MassDOT officials on Friday announced a plan to remove a stockpile of asbestos construction debris dumped on state land next to the Chelsea Housing Authority complex.

Jonathan Gulliver, MassDOT highway administrator, sent a letter to Chelsea Town Manager Thomas Ambrosino about the stockpile that was only recently discovered by city officials and residents. He said the situation developed quickly and it was never the agency’s intention to leave the community uninformed.

“I apologize, and you have our commitment that MassDOT is taking steps to ensure that this does not happen again in Chelsea or any other community," the letter read.

According to MassDOT, construction debris from the Belden G. Bly Drawbridge project was stockpiled near the on- and off-ramps of the Route 1 South/Route 16 interchange in Chelsea in late summer of last year, but residents and city officials only recently learned of it and its toxicity.

MassDOT said only a portion of the stockpile is contaminated with asbestos and that the material poses no risk to the health and safety of the community. The agency plans to begin to removing the debris as early as May 13, after a contractor assembles equipment at the site and the Department of Environmental Protection conducts a required inspection.

Residents said they noticed the construction debris was piling up for a while and that it is now the size of one-half of a football field. Due to the amount of soil, MassDOT estimates the removal effort to take about 30 days.

The fact that the debris is laden with asbestos, a known carcinogen, is of great concern to Paul Abate, who lives on across the street from the housing complex on Garfield Avenue.

“There's a lot of children in this area and we certainly want to worry about their health,” Abate said, “but there are also a lot of elderly, and it could cause quite a lot of respiratory illnesses. My wife herself has asthma and she … believes that could be contributing to her condition.”

Roseann Bongiovanni is with Green Roots, a resident-led environmental justice group serving Chelsea and East Boston, and she said she's outraged the state would dump a known carcinogen next to apartments. She pointed to environmental justice legislation passed last year as part of the state’s climate roadmap bill. She said MassDOT’s action is counter to the law’s aim to protect and prioritize low-income communities of color.

My gut reaction is complete stupidity and clearly a lack of communication within the Department of Transportation, number one," she said. "I imagine that it happened because they figured, oh, well, those folks in Chelsea won't know any better.”

Chelsea Town Manager Thomas Ambrosino expressed anger that a state agency would dump material with asbestos next to apartments in an area that has already been so impacted by pollution.

“It is reprehensible," said Ambrosino, "and the city is doing everything it can to get MassDOT to get rid of it as quickly as possible."

Paul Nowicki, director of operations for the Chelsea Housing Authority, said they are alerting residents as more information comes in. There are two developments within the complex, The Prattville apartments with 128 units, and the Fitzpatrick with 70 apartments.

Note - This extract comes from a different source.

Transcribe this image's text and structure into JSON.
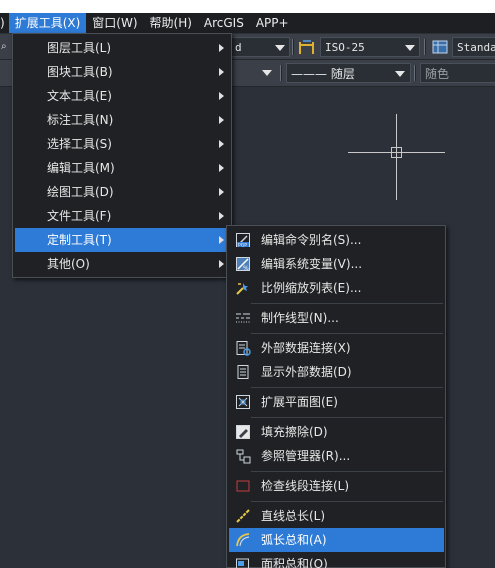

Nowicki was on the grounds Friday to collect soil and air samples and to swipe windowsills and countertops.

“So we can get a better reading of what's going on in this area," he said.

MassDOT notified the Massachusetts Department of Environmental Conservation as soon as test results confirmed the material contained asbestos.

MassDOT officials told GBH News that the site is one of many locations they use to temporarily store construction debris, and that it will be moved within 2-3 weeks to a site in New York or New Hampshire when final permits are secured.

But Bongiovanni with the local environmental justice group said they’re seeking site remediation and mitigation to any impacted neighbors, and a formal apology to residents.

“Our community deserves an apology for placing cancer-causing contaminants in our city, next to our most vulnerable residents.”

Produced with assistance from the Public Media Journalists Association Editor Corps funded by the Corporation for Public Broadcasting, a private corporation funded by the American people.